The absence of reference points then becomes canon in “Antipiano”, a precious ivory sculpture derived from the deconstruction of a piano keyboard, a portion of which is recomposed in a tactilely disorienting way, canceling the usual relationship between white and black keys. Paradox is also the soul of “Diapason”, an object that enlarges on an environmental scale the instrument used to precisely reproduce the musical A, presented here magnified in a pastel shade that mystifies the hardness of the acrylic stone with which it is made, suggesting a ‘unnatural softness, alluding more to the absorption of sound than to its diffusion. Instead, the minimal register returns in “Noiseless”, a panel under glass in which two juxtaposed pages of a Victorian photograph album are subtly altered by a laser cut with which a circular shape is isolated in the centre, which the mismatch of the structure leads to reading as a moving disk. The work, symptomatic of the artist’s fascination with the deformations of memory, emphasizes the architectural character of the compositional structure through the assimilation of the now empty photographic spaces to the balustrades of the theater boxes.

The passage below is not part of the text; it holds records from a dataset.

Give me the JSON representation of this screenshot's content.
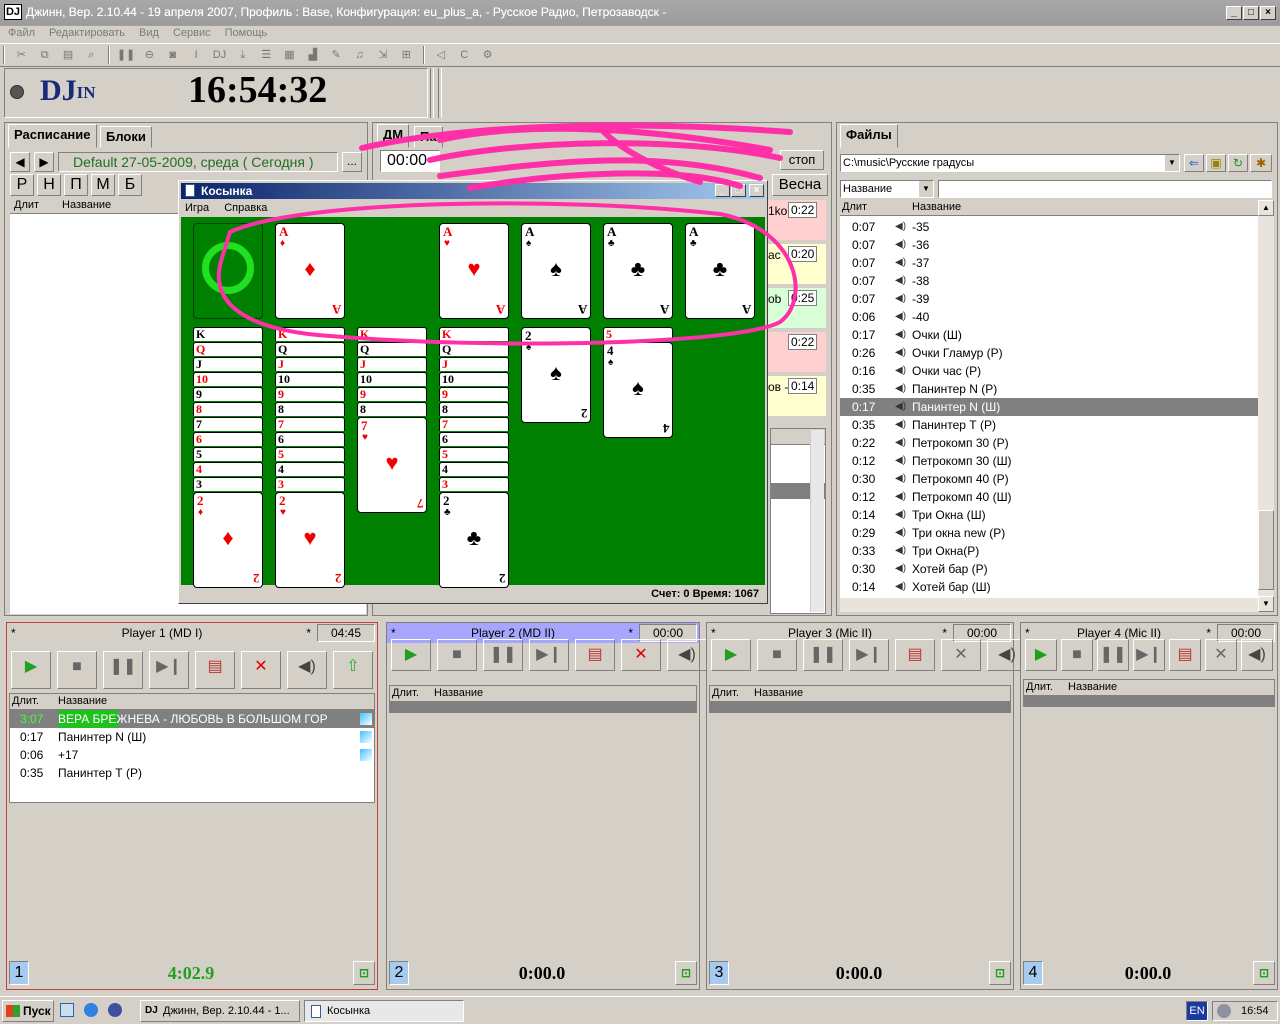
{
  "window": {
    "title": "Джинн, Вер. 2.10.44 - 19 апреля 2007, Профиль : Base, Конфигурация: eu_plus_a, - Русское Радио, Петрозаводск -",
    "app_icon": "DJ"
  },
  "menu": [
    "Файл",
    "Редактировать",
    "Вид",
    "Сервис",
    "Помощь"
  ],
  "header": {
    "logo": "DJ",
    "logo_suffix": "IN",
    "clock": "16:54:32"
  },
  "schedule": {
    "tabs": [
      "Расписание",
      "Блоки"
    ],
    "date_label": "Default 27-05-2009, среда ( Сегодня )",
    "more_button": "...",
    "letter_buttons": [
      "Р",
      "Н",
      "П",
      "М",
      "Б"
    ],
    "col_duration": "Длит",
    "col_name": "Название"
  },
  "middle": {
    "tab_dm": "ДМ",
    "tab_partial": "Па",
    "time_partial": "00:00",
    "stop_label": "стоп",
    "vesna_label": "Весна",
    "block_times": [
      "0:22",
      "0:20",
      "0:25",
      "0:22",
      "0:14"
    ],
    "block_partial": [
      "1ko",
      "ac",
      "ob",
      "",
      "ов -"
    ]
  },
  "files": {
    "tab": "Файлы",
    "path": "C:\\music\\Русские градусы",
    "sort_by": "Название",
    "col_duration": "Длит",
    "col_name": "Название",
    "rows": [
      {
        "d": "0:07",
        "n": "-35"
      },
      {
        "d": "0:07",
        "n": "-36"
      },
      {
        "d": "0:07",
        "n": "-37"
      },
      {
        "d": "0:07",
        "n": "-38"
      },
      {
        "d": "0:07",
        "n": "-39"
      },
      {
        "d": "0:06",
        "n": "-40"
      },
      {
        "d": "0:17",
        "n": "Очки (Ш)"
      },
      {
        "d": "0:26",
        "n": "Очки Гламур (Р)"
      },
      {
        "d": "0:16",
        "n": "Очки час (Р)"
      },
      {
        "d": "0:35",
        "n": "Панинтер N (Р)"
      },
      {
        "d": "0:17",
        "n": "Панинтер N (Ш)",
        "selected": true
      },
      {
        "d": "0:35",
        "n": "Панинтер Т (Р)"
      },
      {
        "d": "0:22",
        "n": "Петрокомп 30 (Р)"
      },
      {
        "d": "0:12",
        "n": "Петрокомп 30 (Ш)"
      },
      {
        "d": "0:30",
        "n": "Петрокомп 40 (Р)"
      },
      {
        "d": "0:12",
        "n": "Петрокомп 40 (Ш)"
      },
      {
        "d": "0:14",
        "n": "Три  Окна (Ш)"
      },
      {
        "d": "0:29",
        "n": "Три окна new (Р)"
      },
      {
        "d": "0:33",
        "n": "Три Окна(Р)"
      },
      {
        "d": "0:30",
        "n": "Хотей бар (Р)"
      },
      {
        "d": "0:14",
        "n": "Хотей бар (Ш)"
      }
    ]
  },
  "players": [
    {
      "num": "1",
      "title": "Player 1  (MD I)",
      "star": "*",
      "time": "04:45",
      "big_time": "4:02.9",
      "col_duration": "Длит.",
      "col_name": "Название",
      "rows": [
        {
          "d": "3:07",
          "n": "ВЕРА БРЕЖНЕВА - ЛЮБОВЬ В БОЛЬШОМ ГОР",
          "playing": true
        },
        {
          "d": "0:17",
          "n": "Панинтер N (Ш)"
        },
        {
          "d": "0:06",
          "n": "+17"
        },
        {
          "d": "0:35",
          "n": "Панинтер Т (Р)"
        }
      ]
    },
    {
      "num": "2",
      "title": "Player 2     (MD II)",
      "star": "*",
      "time": "00:00",
      "big_time": "0:00.0",
      "col_duration": "Длит.",
      "col_name": "Название",
      "rows": []
    },
    {
      "num": "3",
      "title": "Player 3     (Mic II)",
      "star": "*",
      "time": "00:00",
      "big_time": "0:00.0",
      "col_duration": "Длит.",
      "col_name": "Название",
      "rows": []
    },
    {
      "num": "4",
      "title": "Player 4     (Mic II)",
      "star": "*",
      "time": "00:00",
      "big_time": "0:00.0",
      "col_duration": "Длит.",
      "col_name": "Название",
      "rows": []
    }
  ],
  "solitaire": {
    "title": "Косынка",
    "menu": [
      "Игра",
      "Справка"
    ],
    "status": "Счет: 0 Время: 1067",
    "foundations": [
      {
        "rank": "A",
        "suit": "♦",
        "color": "red"
      },
      {
        "rank": "A",
        "suit": "♥",
        "color": "red"
      },
      {
        "rank": "A",
        "suit": "♠",
        "color": "blk"
      },
      {
        "rank": "A",
        "suit": "♣",
        "color": "blk"
      },
      {
        "rank": "A",
        "suit": "♣",
        "color": "blk"
      }
    ],
    "columns": [
      {
        "strips": [
          "K",
          "Q",
          "J",
          "10",
          "9",
          "8",
          "7",
          "6",
          "5",
          "4",
          "3"
        ],
        "stripColors": [
          "blk",
          "red",
          "blk",
          "red",
          "blk",
          "red",
          "blk",
          "red",
          "blk",
          "red",
          "blk"
        ],
        "top": {
          "rank": "2",
          "suit": "♦",
          "color": "red"
        }
      },
      {
        "strips": [
          "K",
          "Q",
          "J",
          "10",
          "9",
          "8",
          "7",
          "6",
          "5",
          "4",
          "3"
        ],
        "stripColors": [
          "red",
          "blk",
          "red",
          "blk",
          "red",
          "blk",
          "red",
          "blk",
          "red",
          "blk",
          "red"
        ],
        "top": {
          "rank": "2",
          "suit": "♥",
          "color": "red"
        }
      },
      {
        "strips": [
          "K",
          "Q",
          "J",
          "10",
          "9",
          "8"
        ],
        "stripColors": [
          "red",
          "blk",
          "red",
          "blk",
          "red",
          "blk"
        ],
        "top": {
          "rank": "7",
          "suit": "♥",
          "color": "red"
        }
      },
      {
        "strips": [
          "K",
          "Q",
          "J",
          "10",
          "9",
          "8",
          "7",
          "6",
          "5",
          "4",
          "3"
        ],
        "stripColors": [
          "red",
          "blk",
          "red",
          "blk",
          "red",
          "blk",
          "red",
          "blk",
          "red",
          "blk",
          "red"
        ],
        "top": {
          "rank": "2",
          "suit": "♣",
          "color": "blk"
        }
      },
      {
        "strips": [],
        "stripColors": [],
        "top": {
          "rank": "2",
          "suit": "♠",
          "color": "blk"
        }
      },
      {
        "strips": [
          "5"
        ],
        "stripColors": [
          "red"
        ],
        "top": {
          "rank": "4",
          "suit": "♠",
          "color": "blk"
        }
      }
    ]
  },
  "taskbar": {
    "start": "Пуск",
    "tasks": [
      "Джинн, Вер. 2.10.44 - 1...",
      "Косынка"
    ],
    "lang": "EN",
    "clock": "16:54"
  },
  "colors": {
    "felt": "#008000",
    "annotation": "#ff2fa8",
    "playing": "#00c000",
    "player_header_blue": "#a6a6ff"
  }
}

The dialogue between the works on display, refinedly interwoven with conceptual, formal and procedural references, demonstrates how Mazzonelli’s research, despite being virtuosity limited to such a sectoral thematic area, is capable of developing wide-ranging suggestions and connecting them to each other with an architectural approach, arriving at an organic takeover of the exhibition space. And precisely this new design attitude that aspires to the mutual integration of the works within a unitary vision of the exhibition understood as a whole as a significant environment is the most interesting aspect of the artist’s recent creative evolution.
Jacopo Mazzonelli. A Room
10/10/2023 – 06/01/2024
Via Val D’Aposa 4A Bologna
Graduated in art history at DAMS in Bologna, city where she continued to live and work, she specialized in Siena with Enrico Crispolti. Curious and attentive to the becoming of the contemporary, she believes in the power of art to make life more interesting and she loves to explore its latest trends through dialogue with artists, curators and gallery owners. She considers writing a form of reasoning and analysis that reconstructs the connection between the artist’s creative path and the surrounding context.